The last show that I saw was psych/noise/ambient-punk act Deerhunter, who was the perfect closer. I fucking love Deerhunter and this was my fourth time seeing them in a little over two years. They’re an unpredictable and occasionally great live act and I’ve never had the same experience twice. The first time that I saw them, at Neumos (Seattle) in late 2008, was one of the best concert experiences that I’ve ever had and, when I saw them open for Spoon in 2010, it was one of the weirdest. They change their approach constantly and this time was no different. The band played just as it was getting dark and used a more expansive light show than they had in years past. They didn’t move around much, but performed with cool confidence and assured presence. The guys operate remarkably well as a band, expanding many of the songs in just the right ways. Vocalist/guitarist, Bradford Cox still revels in a good long noise-psych jam, and they were in no short supply. It occasionally seemed like they didn’t know how to end a song, but that just meant it wandered in more interesting directions. Deerhunter is an unpredictable band, both as recording and performance artists, and they are never boring.
We were about to head over to Wilco when my girlfriend reminded me that it was 10Pm and that we still had a drive to Tacoma ahead of us, followed by a drive to Bellingham. I arrived back in my apartment at 5:45 Am the next morning, assembled a portfolio on adolescents who stutter, did a presentation, then promptly passed out for ten hours. It was completely and totally worth it. Sasquatch is more than a music festival, it’s an experience.
Here are a few lists I’ve compiled, rating the entire Sasquatch! 2011 weekend:
Top 10 Acts
1. Modest Mouse
2. Flaming Lips
3. White Denim
4. J Mascis
5. Death From Above 1979
6. Twin Shadow
8. Fitz and the Tantrums
9. Local Natives
10. Sleigh Bells
Top 5 Worst Acts
1. The Radio Dept.
3. Foster The People
4. Bright Eyes
5. Head and the Heart
2. Philly Cheese Steak
3. French fries (No salt? What the fuck?)
4. Noodle Bowls
5. Dominoes Pizza
1. The girl who only wore pasties. (That’s commitment.)
2. My buddy, strung out on E during Flogging Molly

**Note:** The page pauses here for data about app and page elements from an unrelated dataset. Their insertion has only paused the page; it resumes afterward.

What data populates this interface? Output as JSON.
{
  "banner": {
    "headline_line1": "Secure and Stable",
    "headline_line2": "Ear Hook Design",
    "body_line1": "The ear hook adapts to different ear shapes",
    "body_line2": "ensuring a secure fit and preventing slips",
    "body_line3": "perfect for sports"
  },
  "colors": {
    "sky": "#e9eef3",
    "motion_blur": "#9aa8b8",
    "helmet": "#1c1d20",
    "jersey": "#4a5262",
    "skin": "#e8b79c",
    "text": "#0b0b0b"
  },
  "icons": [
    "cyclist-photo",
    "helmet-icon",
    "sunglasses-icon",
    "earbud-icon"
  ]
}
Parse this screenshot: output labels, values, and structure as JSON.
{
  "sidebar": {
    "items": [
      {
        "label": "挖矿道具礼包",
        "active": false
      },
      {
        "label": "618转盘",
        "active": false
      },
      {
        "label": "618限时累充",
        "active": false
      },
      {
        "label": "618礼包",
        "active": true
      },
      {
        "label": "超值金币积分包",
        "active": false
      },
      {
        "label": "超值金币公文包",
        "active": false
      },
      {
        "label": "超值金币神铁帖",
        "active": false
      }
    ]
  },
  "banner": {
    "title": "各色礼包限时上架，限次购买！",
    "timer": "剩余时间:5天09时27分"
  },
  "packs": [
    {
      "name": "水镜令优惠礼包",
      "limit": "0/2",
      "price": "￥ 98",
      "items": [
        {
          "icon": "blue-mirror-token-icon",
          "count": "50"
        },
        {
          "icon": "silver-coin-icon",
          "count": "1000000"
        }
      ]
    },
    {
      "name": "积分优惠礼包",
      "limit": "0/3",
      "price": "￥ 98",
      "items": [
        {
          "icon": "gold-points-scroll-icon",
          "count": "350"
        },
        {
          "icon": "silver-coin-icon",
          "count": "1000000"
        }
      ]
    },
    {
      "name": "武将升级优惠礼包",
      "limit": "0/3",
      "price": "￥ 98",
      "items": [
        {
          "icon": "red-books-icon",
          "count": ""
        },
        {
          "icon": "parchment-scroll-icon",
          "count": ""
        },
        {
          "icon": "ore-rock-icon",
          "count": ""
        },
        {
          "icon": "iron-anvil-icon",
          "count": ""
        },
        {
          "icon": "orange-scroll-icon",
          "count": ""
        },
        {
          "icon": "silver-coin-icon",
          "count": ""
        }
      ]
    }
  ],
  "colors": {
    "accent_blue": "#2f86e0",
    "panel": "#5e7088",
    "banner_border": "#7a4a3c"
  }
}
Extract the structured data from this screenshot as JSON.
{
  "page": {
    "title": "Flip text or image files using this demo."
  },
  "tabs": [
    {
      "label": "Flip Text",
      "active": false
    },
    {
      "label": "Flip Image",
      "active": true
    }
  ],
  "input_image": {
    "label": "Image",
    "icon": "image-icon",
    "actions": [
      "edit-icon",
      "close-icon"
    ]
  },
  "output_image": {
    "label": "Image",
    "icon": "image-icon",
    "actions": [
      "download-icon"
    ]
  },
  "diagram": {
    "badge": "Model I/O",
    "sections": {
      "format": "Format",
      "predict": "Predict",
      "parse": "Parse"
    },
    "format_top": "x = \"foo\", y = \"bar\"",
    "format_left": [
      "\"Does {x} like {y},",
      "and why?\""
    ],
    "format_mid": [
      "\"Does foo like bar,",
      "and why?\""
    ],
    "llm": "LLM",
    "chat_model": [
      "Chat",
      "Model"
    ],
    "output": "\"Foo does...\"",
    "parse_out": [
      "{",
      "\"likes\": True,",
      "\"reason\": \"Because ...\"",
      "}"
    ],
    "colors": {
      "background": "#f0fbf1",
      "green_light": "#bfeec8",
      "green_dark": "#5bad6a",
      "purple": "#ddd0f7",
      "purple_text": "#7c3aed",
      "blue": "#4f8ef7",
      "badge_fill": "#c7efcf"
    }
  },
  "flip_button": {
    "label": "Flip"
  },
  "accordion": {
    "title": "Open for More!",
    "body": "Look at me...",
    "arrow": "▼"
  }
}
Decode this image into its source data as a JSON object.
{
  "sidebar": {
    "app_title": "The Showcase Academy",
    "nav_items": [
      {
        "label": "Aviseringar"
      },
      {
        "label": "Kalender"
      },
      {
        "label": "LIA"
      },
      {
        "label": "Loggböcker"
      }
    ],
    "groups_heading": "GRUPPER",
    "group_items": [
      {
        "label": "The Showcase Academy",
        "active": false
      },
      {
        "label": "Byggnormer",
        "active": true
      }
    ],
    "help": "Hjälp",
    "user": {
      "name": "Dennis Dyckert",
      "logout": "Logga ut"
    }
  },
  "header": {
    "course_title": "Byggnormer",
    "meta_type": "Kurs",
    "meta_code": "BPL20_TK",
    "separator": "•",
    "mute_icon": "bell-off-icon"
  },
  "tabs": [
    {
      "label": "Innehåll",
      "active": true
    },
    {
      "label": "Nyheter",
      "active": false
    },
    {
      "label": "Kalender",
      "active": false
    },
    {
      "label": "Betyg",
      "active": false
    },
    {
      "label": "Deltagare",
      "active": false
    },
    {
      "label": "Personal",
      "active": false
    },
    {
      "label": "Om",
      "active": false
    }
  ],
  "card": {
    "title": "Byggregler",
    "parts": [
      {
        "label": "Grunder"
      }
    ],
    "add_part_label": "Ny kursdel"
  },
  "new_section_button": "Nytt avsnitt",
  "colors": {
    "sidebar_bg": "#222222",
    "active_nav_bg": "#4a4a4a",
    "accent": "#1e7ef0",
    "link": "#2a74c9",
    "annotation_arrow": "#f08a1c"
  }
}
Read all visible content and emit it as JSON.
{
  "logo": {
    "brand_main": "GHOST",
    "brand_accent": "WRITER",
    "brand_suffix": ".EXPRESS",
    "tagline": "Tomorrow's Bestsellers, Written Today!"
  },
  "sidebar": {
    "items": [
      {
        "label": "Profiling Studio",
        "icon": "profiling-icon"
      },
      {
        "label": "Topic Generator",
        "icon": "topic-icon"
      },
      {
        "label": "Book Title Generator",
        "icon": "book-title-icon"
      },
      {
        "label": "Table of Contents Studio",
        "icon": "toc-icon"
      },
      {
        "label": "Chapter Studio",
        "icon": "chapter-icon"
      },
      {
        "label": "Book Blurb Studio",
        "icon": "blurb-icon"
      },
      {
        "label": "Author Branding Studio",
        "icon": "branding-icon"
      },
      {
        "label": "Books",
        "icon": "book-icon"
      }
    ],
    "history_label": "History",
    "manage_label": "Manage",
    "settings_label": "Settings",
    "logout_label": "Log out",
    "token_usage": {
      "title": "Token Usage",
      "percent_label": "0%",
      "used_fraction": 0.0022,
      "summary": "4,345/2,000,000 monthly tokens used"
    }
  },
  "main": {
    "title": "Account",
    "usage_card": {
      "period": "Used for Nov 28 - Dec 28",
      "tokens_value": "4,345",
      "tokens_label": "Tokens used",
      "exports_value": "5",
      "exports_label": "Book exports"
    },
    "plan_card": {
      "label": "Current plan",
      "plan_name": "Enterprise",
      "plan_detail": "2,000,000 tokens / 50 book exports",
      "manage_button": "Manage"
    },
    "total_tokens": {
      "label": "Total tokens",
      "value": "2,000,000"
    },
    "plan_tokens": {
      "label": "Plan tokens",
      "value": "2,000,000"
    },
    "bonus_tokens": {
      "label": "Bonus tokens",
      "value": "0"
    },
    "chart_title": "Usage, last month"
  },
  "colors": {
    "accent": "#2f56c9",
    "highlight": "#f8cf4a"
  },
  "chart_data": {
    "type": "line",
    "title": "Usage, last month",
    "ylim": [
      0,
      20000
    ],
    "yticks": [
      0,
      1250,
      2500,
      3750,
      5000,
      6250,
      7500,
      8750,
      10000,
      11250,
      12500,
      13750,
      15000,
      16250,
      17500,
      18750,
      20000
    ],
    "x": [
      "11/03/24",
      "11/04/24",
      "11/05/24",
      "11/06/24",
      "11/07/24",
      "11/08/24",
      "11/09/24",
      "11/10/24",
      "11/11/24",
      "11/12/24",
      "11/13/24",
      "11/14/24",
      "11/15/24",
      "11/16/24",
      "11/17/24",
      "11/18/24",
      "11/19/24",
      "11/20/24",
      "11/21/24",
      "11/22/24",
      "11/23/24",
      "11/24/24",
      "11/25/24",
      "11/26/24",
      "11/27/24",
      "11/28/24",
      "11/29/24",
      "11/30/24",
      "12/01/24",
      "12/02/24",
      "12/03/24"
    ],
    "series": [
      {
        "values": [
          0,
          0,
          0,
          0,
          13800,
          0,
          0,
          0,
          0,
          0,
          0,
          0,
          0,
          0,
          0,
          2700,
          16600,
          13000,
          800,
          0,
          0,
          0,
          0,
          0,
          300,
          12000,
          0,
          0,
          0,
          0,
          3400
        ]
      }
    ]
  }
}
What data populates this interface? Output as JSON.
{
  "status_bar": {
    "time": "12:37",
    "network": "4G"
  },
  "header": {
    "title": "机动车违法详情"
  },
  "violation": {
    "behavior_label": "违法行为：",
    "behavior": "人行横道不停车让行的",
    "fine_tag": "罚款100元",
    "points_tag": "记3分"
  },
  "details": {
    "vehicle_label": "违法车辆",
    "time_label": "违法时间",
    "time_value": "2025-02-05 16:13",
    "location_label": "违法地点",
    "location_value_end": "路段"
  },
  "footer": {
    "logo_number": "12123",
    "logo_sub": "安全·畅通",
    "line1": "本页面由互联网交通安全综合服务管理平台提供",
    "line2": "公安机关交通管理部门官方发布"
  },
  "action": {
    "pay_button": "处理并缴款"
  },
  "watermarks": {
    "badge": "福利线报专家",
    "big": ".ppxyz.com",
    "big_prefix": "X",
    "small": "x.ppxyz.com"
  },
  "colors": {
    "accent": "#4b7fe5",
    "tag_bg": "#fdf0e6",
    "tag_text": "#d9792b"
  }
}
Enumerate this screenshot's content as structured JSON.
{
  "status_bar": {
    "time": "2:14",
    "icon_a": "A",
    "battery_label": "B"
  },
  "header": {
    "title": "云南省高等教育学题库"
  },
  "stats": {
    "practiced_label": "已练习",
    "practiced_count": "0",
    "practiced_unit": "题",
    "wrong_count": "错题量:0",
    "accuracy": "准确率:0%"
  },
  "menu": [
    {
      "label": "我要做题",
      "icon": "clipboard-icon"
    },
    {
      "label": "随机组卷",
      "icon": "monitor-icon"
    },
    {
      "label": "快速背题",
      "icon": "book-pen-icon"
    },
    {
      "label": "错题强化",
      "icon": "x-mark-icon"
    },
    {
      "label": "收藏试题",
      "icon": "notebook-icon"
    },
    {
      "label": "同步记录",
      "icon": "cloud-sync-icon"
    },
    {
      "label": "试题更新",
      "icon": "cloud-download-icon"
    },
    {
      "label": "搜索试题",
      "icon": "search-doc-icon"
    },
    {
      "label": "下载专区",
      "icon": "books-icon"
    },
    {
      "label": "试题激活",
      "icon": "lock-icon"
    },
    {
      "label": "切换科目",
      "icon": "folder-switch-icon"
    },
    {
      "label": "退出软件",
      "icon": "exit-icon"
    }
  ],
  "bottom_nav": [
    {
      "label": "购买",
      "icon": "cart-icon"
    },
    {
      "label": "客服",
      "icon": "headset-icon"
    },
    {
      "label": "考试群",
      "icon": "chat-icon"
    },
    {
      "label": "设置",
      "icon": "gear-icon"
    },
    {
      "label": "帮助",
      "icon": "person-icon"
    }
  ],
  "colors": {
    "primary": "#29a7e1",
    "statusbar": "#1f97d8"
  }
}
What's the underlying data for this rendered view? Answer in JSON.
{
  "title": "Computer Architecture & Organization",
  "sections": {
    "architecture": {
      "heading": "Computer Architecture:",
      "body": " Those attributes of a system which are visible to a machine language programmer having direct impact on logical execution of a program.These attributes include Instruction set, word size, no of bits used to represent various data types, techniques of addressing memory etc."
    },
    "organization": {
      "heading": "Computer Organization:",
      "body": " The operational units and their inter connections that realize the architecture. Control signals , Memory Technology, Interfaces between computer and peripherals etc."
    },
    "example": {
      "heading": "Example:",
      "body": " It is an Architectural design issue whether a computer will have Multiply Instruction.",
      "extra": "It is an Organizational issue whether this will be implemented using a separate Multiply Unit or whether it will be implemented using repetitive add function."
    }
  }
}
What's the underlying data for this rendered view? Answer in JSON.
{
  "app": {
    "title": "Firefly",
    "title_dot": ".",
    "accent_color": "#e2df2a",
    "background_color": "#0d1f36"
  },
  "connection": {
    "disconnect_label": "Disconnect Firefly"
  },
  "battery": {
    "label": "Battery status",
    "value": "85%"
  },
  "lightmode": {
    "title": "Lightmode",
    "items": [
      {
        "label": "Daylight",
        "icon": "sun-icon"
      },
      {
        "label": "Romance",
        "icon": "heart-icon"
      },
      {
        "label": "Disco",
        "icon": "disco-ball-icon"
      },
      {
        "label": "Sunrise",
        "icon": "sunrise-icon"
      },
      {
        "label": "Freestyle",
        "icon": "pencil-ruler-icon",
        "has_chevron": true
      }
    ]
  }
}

3. The high guy who couldn’t find the porta-potties, while standing next to them
4. The girl who was so happy to see Macklemore she cried.
5. Wayne Coyne and his larger than life personality